Problem details: Scan the entries that follow and copy out every line containing "station".
────────────────────────────────────────
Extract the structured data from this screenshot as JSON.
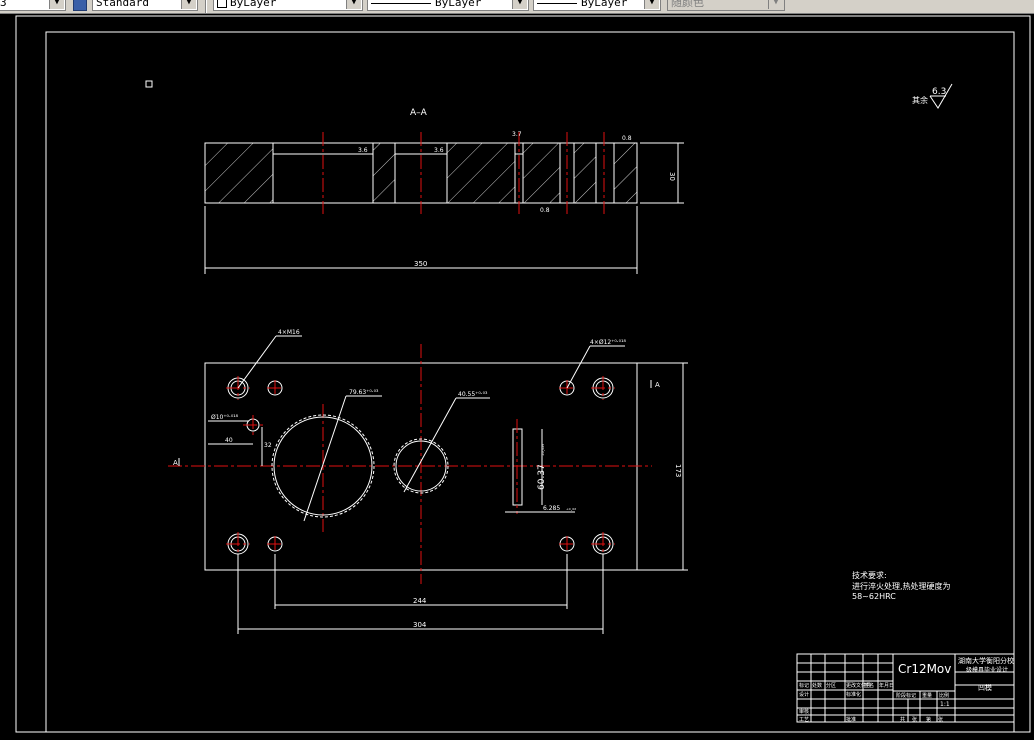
{
  "toolbar": {
    "left_stub": "3",
    "textstyle_value": "Standard",
    "layer_value": "ByLayer",
    "linetype_value": "ByLayer",
    "lineweight_value": "ByLayer",
    "color_value": "随颜色",
    "dropdown_arrow": "▼"
  },
  "drawing": {
    "section_label": "A–A",
    "roughness_prefix": "其余",
    "roughness_value": "6.3",
    "section_dims": {
      "total_width": "350",
      "height": "30",
      "label_1": "3.6",
      "label_2": "3.6",
      "label_3": "3.7",
      "label_4": "0.8",
      "label_5": "0.8"
    },
    "plan_dims": {
      "hole_4xm16": "4×M16",
      "hole_4xd12": "4×Ø12⁺⁰·⁰¹⁸",
      "dia_79": "79.63⁺⁰·⁰³",
      "dia_40": "40.55⁺⁰·⁰³",
      "dia_10": "Ø10⁺⁰·⁰¹⁸",
      "offset_40": "40",
      "offset_32": "32",
      "slot_length": "60.37",
      "slot_tol": "⁺⁰·⁰²⁵",
      "slot_width": "6.285",
      "slot_width_tol": "⁺⁰·⁰²",
      "height_173": "173",
      "pitch_244": "244",
      "pitch_304": "304",
      "section_mark_left": "A",
      "section_mark_right": "A"
    },
    "tech_req": {
      "title": "技术要求:",
      "line1": "进行淬火处理,热处理硬度为",
      "line2": "58~62HRC"
    },
    "title_block": {
      "material": "Cr12Mov",
      "school": "湖南大学衡阳分校",
      "project": "级模具毕业设计",
      "part_name": "凹模",
      "scale": "1:1",
      "labels": [
        "标记",
        "处数",
        "分区",
        "更改文件号",
        "签名",
        "年月日",
        "设计",
        "标准化",
        "阶段标记",
        "重量",
        "比例",
        "审核",
        "工艺",
        "批准",
        "共",
        "张",
        "第",
        "张"
      ]
    }
  }
}
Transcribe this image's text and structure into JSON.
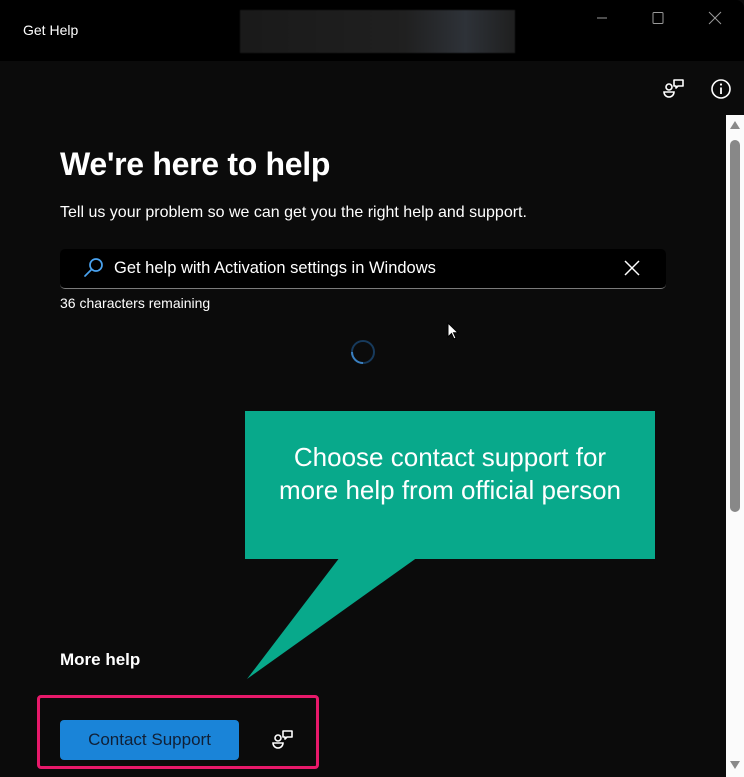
{
  "window": {
    "title": "Get Help",
    "controls": {
      "minimize": "minimize-icon",
      "maximize": "maximize-icon",
      "close": "close-icon"
    }
  },
  "toolbar": {
    "contact_icon": "contact-support-icon",
    "info_icon": "info-icon"
  },
  "main": {
    "heading": "We're here to help",
    "subheading": "Tell us your problem so we can get you the right help and support.",
    "search": {
      "value": "Get help with Activation settings in Windows",
      "icon": "search-icon",
      "clear_icon": "clear-icon"
    },
    "char_remaining": "36 characters remaining",
    "loading": true
  },
  "annotation": {
    "callout_text_line1": "Choose contact support for",
    "callout_text_line2": "more help from official person",
    "callout_color": "#08a98b",
    "highlight_color": "#e8196a"
  },
  "more_help": {
    "heading": "More help",
    "contact_button_label": "Contact Support",
    "contact_icon": "contact-support-icon"
  },
  "colors": {
    "accent": "#1a84d8",
    "background": "#0b0b0b",
    "titlebar": "#000000"
  }
}
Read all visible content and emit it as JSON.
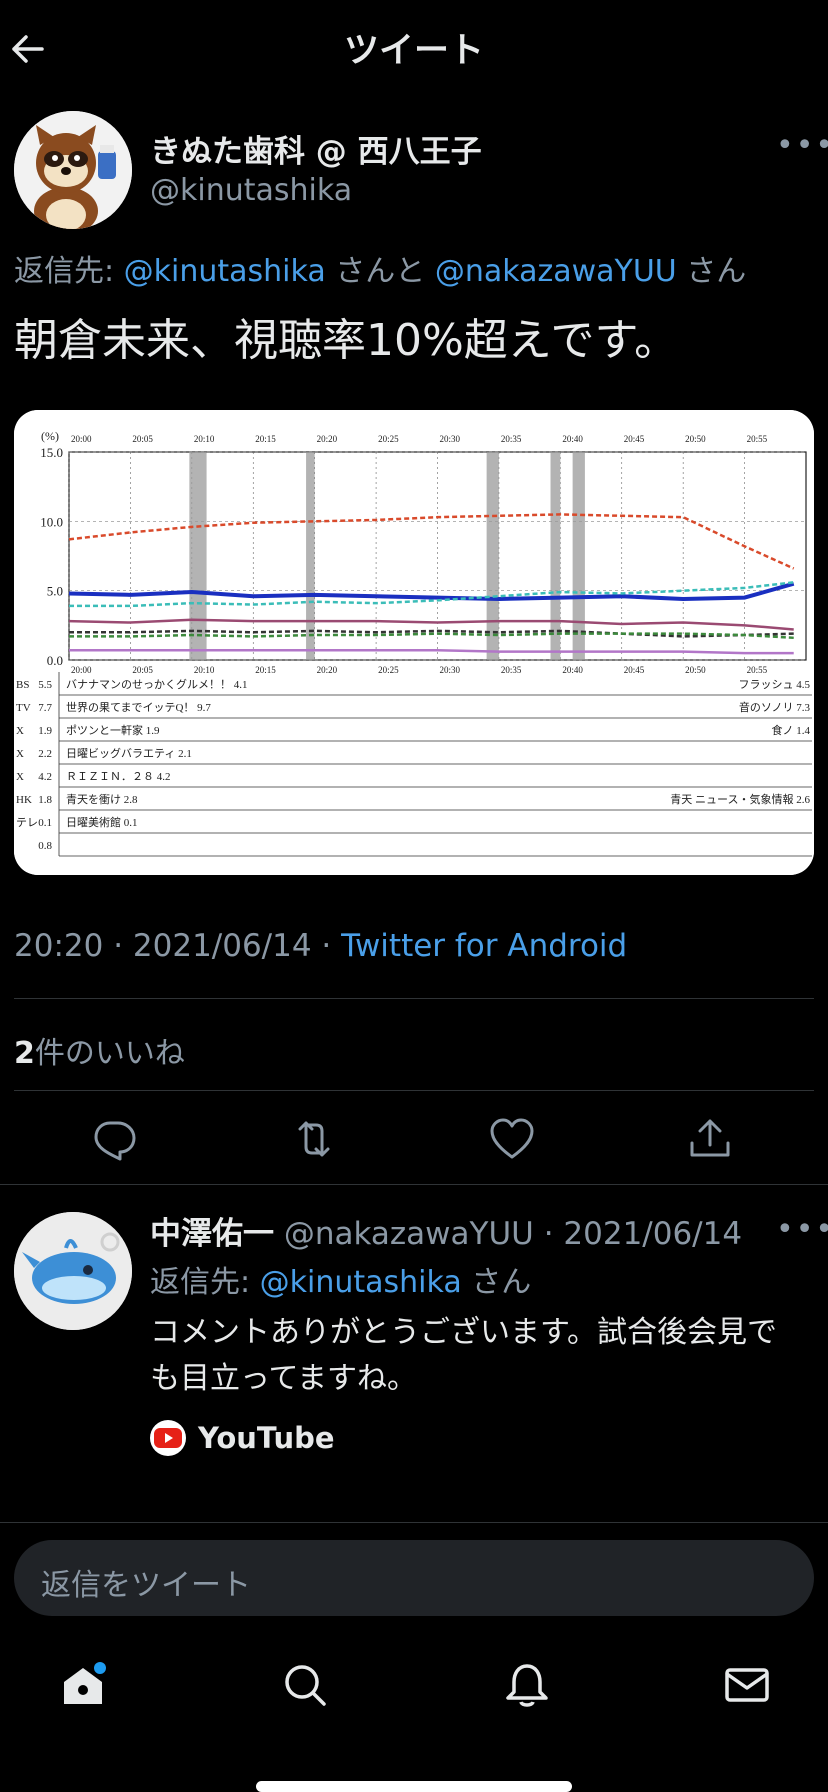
{
  "header": {
    "title": "ツイート"
  },
  "tweet": {
    "display_name": "きぬた歯科 @ 西八王子",
    "handle": "@kinutashika",
    "reply_prefix": "返信先: ",
    "reply_user1": "@kinutashika",
    "reply_mid": " さんと ",
    "reply_user2": "@nakazawaYUU",
    "reply_suffix": " さん",
    "text": "朝倉未来、視聴率10%超えです。",
    "time": "20:20 · 2021/06/14 · ",
    "client": "Twitter for Android",
    "likes_count": "2",
    "likes_label": "件のいいね"
  },
  "media": {
    "chart_data": {
      "type": "line",
      "ylabel": "(%)",
      "ylim": [
        0,
        15
      ],
      "y_ticks": [
        "15.0",
        "10.0",
        "5.0",
        "0.0"
      ],
      "x_ticks": [
        "20:00",
        "20:05",
        "20:10",
        "20:15",
        "20:20",
        "20:25",
        "20:30",
        "20:35",
        "20:40",
        "20:45",
        "20:50",
        "20:55"
      ],
      "x": [
        0,
        5,
        10,
        15,
        20,
        25,
        30,
        35,
        40,
        45,
        50,
        55,
        59
      ],
      "series": [
        {
          "color": "#d94a2b",
          "values": [
            8.7,
            9.2,
            9.6,
            9.9,
            10.0,
            10.1,
            10.3,
            10.4,
            10.5,
            10.4,
            10.3,
            8.2,
            6.6
          ]
        },
        {
          "color": "#1a2fc0",
          "values": [
            4.8,
            4.7,
            4.9,
            4.6,
            4.7,
            4.6,
            4.5,
            4.4,
            4.5,
            4.6,
            4.4,
            4.5,
            5.5
          ]
        },
        {
          "color": "#3bbdb8",
          "values": [
            3.9,
            3.9,
            4.1,
            4.0,
            4.2,
            4.1,
            4.3,
            4.6,
            4.9,
            4.8,
            5.0,
            5.2,
            5.6
          ]
        },
        {
          "color": "#9a4a72",
          "values": [
            2.8,
            2.7,
            2.9,
            2.8,
            2.8,
            2.8,
            2.7,
            2.8,
            2.8,
            2.6,
            2.7,
            2.5,
            2.2
          ]
        },
        {
          "color": "#333333",
          "values": [
            2.0,
            2.0,
            2.1,
            2.0,
            2.1,
            2.0,
            2.1,
            2.0,
            2.1,
            1.9,
            1.7,
            1.8,
            1.9
          ]
        },
        {
          "color": "#3d8a3d",
          "values": [
            1.7,
            1.7,
            1.8,
            1.7,
            1.8,
            1.8,
            1.9,
            1.8,
            1.9,
            1.9,
            1.9,
            1.8,
            1.6
          ]
        },
        {
          "color": "#b276c8",
          "values": [
            0.7,
            0.7,
            0.7,
            0.7,
            0.7,
            0.7,
            0.7,
            0.6,
            0.6,
            0.6,
            0.6,
            0.5,
            0.5
          ]
        }
      ],
      "legend_rows": [
        {
          "station": "BS",
          "value": "5.5",
          "program": "バナナマンのせっかくグルメ！！ 4.1",
          "tail": "フラッシュ 4.5"
        },
        {
          "station": "TV",
          "value": "7.7",
          "program": "世界の果てまでイッテQ！ 9.7",
          "tail": "音のソノリ 7.3"
        },
        {
          "station": "X",
          "value": "1.9",
          "program": "ポツンと一軒家 1.9",
          "tail": "食ノ 1.4"
        },
        {
          "station": "X",
          "value": "2.2",
          "program": "日曜ビッグバラエティ 2.1",
          "tail": ""
        },
        {
          "station": "X",
          "value": "4.2",
          "program": "ＲＩＺＩＮ．２８ 4.2",
          "tail": ""
        },
        {
          "station": "HK",
          "value": "1.8",
          "program": "青天を衝け 2.8",
          "tail": "青天 ニュース・気象情報 2.6"
        },
        {
          "station": "テレ",
          "value": "0.1",
          "program": "日曜美術館 0.1",
          "tail": ""
        },
        {
          "station": "",
          "value": "0.8",
          "program": "",
          "tail": ""
        }
      ]
    }
  },
  "reply": {
    "name": "中澤佑一",
    "handle_date": " @nakazawaYUU · 2021/06/14",
    "reply_prefix": "返信先: ",
    "reply_user": "@kinutashika",
    "reply_suffix": " さん",
    "text": "コメントありがとうございます。試合後会見でも目立ってますね。",
    "link_label": "YouTube"
  },
  "composer": {
    "placeholder": "返信をツイート"
  },
  "icons": {
    "back": "arrow-left-icon",
    "more": "more-horizontal-icon",
    "reply": "reply-icon",
    "retweet": "retweet-icon",
    "like": "heart-icon",
    "share": "share-icon",
    "home": "home-icon",
    "search": "search-icon",
    "notifications": "bell-icon",
    "messages": "mail-icon"
  },
  "more_label": "•••",
  "colors": {
    "link": "#4a9fe8",
    "accent": "#1d9bf0",
    "youtube": "#e62117"
  }
}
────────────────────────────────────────
Exercise response:
          "station": "BS",
          "station": "TV",
          "station": "X",
          "station": "X",
          "station": "X",
          "station": "HK",
          "station": "テレ",
          "station": "",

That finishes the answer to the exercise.